Dr. Olasky earned an A.B. from Yale University in 1971 and a Ph.D. in American Culture from the University of Michigan in 1976. He has written 2,800 articles for publications ranging from the New York Times, the Wall Street Journal, and the Washington Post to World, which with 400,000 readers is the leading Christian news magazine in the U.S.
Dr. Olasky was a professor at The University of Texas at Austin for two decades and provost of The King’s College, New York City, from 2007 to 2011. He is also a senior fellow of the Acton Institute and has chaired the boards of City School of Austin and the Austin Crisis Pregnancy Center.
He has been married for 36 years, has four sons, and is an elder of the Presbyterian Church in America. He has been a foster parent, a PTA president, a cross-country bicycle rider, a newspaper reporter, an informal advisor to George W. Bush, and a Little League assistant coach.
Philanthropy magazine called Dr. Olasky’s The Tragedy of American Compassion one of “eight books that changed America.” His writings have been translated into Chinese, Spanish, Italian, French, Portuguese, and other languages, and he has lectured in Europe, Japan, Chile, and elsewhere.
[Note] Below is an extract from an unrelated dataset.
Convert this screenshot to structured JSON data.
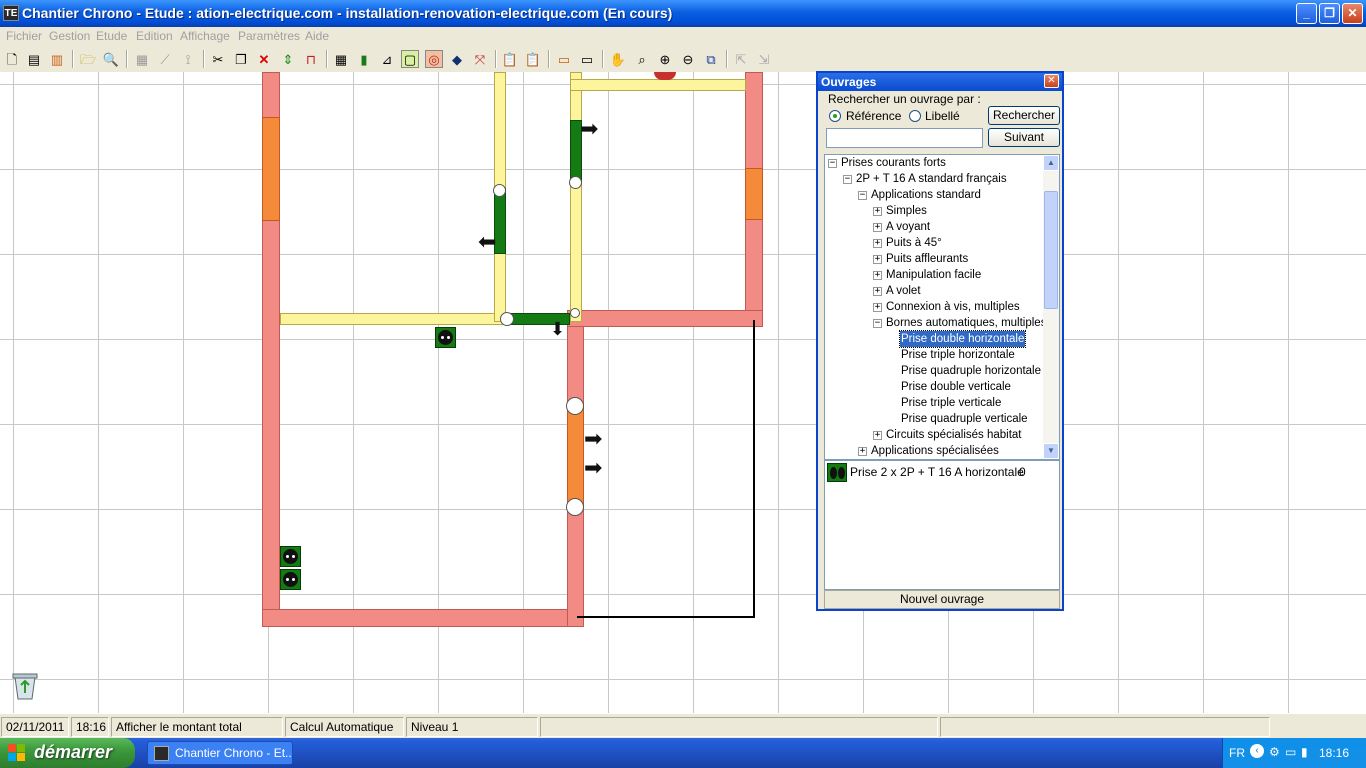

The earth on which we live is a spinning globe. Vast though it seems to us, it is a mere speck of matter in the greater vastness of space. Thats the beginning of H.G. Wells The Outline of History (1920), a history of the world that helped to move me toward atheism and socialism when I was a teenager.
Is this 2016? Maybe. The crucial but unspoken question as the GOP primaries beckon: What year is it?
My wife Susan and I look forward in 2016 to our 40th anniversary. Like Gods loving-kindness described in song, a good marriage does not fade away, but is new every morning.
Hear this, all peoples! Give ear, all inhabitants of the world, both low and high, rich and poor together!
At the Thanksgiving table few of us are likely to express thankfulness for hard work -- but thats what Ecclesiastes recommends. Heres wisdom from Chapter 5: What I have seen to be good and fitting is to eat and drink and find enjoyment in all the toil with which one toils under the sun.
Waiting amid a long twilight struggle.
Many baby boomers look at cultural wreckage and see nothingnothing
My children and millions of others have enjoyed the Wheres Waldo? series of books by English illustrator Martin Handford. Theyre even popular in other countries where Waldo has other names: Charlie in France, Jonas in Lithuania, Holger in Denmark.
The Center for the American Experiment is my favorite think-tank name. I like it because America really has been an experiment: Could we become a melting pot, with many becoming one?
We can learn from the great exiles legacy as we face an uncertain future
A good education equation needs elements that are often left out
Evangelicals should start voting with clear eyes to the future.
I often edit better and occasionally think better by keeping a particular person in mind.
This is no time to give up on politics.
When leaders of City Church in San Francisco recently decided to offer membership to same-sex marriage partners, investment banker Liza Hing says a lot of people in the church were totally blindsided.
Fifty years ago the two greatest songs of all time (so the magazine Rolling Stone declared in 2004) emerged just one month apart. The Rolling Stones I Cant Get No Satisfaction (#2) came out in June 1965. Bob Dylans Like a Rolling Stone (#1) emerged in July.
Unlikely love languages may be lurking in your family circle
How to face the overwhelming but inevitable end of life?
Does Christian perseverance pay off? In a fallen world, often not. Sometimes the grace is in the running of the race, not the outcome. But sometimes
Pray for the strength to persevere in loving our neighbors in the face of acts of war.